Raise your daughters to be investors
“Over the last 12 years, the share of women who have amassed sums of $1 million or more in their retirement plans has doubled, according to research conducted by the investment firm Fidelity… About 20 percent of its 401(k) millionaires were women as of the end of September, the firm found, up from just under 10 percent in the same period in 2005.”
—The New York Times, “Some Women Achieve an Enviable Status: 401(k) Millionaire,” 11/24/17
We’re that much closer to gender parity in money management—and specifically in retirement savings, one of the most important financial priorities any of us has. That’s a good thing.
Of course, as Tara Siegel-Bernard noted in this New York Times analysis of the Fidelity study, women who have achieved 401(k) millionaire status represent a segment of the population that has been stably and gainfully employed—and largely well compensated—over a sustained period of decades. They may also have had advantages like health insurance and assistance with childcare that allowed them to fund their accounts aggressively.
For too many women, this is not the case. And that’s why it’s so important to be mindful of how we talk to our kids about retirement, investing, and all other aspects of money management—especially when it comes to the different conversations we might be having with our daughters and our sons.
According to T. Rowe Price’s annual Parents, Kids & Money Survey, a majority of parents spend more time talking to boys about money than they spend talking to girls. Yet the same survey found that parents say girls and boys are equally likely to be interested in financial matters.
We need to respond to our daughters’ questions about money, and keep that conversation going. Perhaps fear of taking on complex—and depressing—subjects like the gender pay gap keeps parents from opening up to girls about personal finance. But that approach ends up reinforcing the money divide between girls and boys, and the men and women they grow up to be.
When the time is right, girls should learn about the economic odds they face; there’s no sugarcoating it. But there’s a lot to be positive about, too. Studies have proven women are more consistent than men when it comes to investing, keeping their money in place rather than rashly withdrawing it in response to the market’s dips and dives. The calm and steady approach almost always results in a higher yield.

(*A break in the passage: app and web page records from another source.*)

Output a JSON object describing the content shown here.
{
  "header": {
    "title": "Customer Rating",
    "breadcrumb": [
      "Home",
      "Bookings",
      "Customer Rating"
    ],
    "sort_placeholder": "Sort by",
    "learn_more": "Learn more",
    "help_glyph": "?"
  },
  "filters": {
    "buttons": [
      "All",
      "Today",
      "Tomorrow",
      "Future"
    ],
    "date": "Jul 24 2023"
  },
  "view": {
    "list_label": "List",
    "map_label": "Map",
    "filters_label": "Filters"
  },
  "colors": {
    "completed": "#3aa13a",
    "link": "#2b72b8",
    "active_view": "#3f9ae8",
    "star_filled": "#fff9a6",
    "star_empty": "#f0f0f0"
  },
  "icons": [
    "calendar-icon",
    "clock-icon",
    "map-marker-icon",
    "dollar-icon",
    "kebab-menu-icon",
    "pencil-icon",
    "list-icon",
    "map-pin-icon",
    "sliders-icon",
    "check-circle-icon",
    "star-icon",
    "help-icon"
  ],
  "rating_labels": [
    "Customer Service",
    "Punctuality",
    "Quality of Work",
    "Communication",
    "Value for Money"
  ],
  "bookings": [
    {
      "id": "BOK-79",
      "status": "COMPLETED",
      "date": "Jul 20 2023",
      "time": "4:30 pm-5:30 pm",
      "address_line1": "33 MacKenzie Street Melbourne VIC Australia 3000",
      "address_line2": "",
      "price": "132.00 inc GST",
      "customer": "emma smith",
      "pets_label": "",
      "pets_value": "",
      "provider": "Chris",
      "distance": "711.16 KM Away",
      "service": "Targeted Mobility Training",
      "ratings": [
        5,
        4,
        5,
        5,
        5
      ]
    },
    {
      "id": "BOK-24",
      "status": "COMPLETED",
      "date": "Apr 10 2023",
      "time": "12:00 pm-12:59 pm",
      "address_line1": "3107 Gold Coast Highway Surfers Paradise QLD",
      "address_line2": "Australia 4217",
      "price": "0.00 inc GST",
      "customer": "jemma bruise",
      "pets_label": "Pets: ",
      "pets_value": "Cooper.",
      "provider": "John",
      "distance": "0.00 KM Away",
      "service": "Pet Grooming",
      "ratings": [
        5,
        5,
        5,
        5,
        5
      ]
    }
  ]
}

So raise your daughter to be an investor who will save smartly, early and often. If you do, it’s more likely that she’ll get her million, too.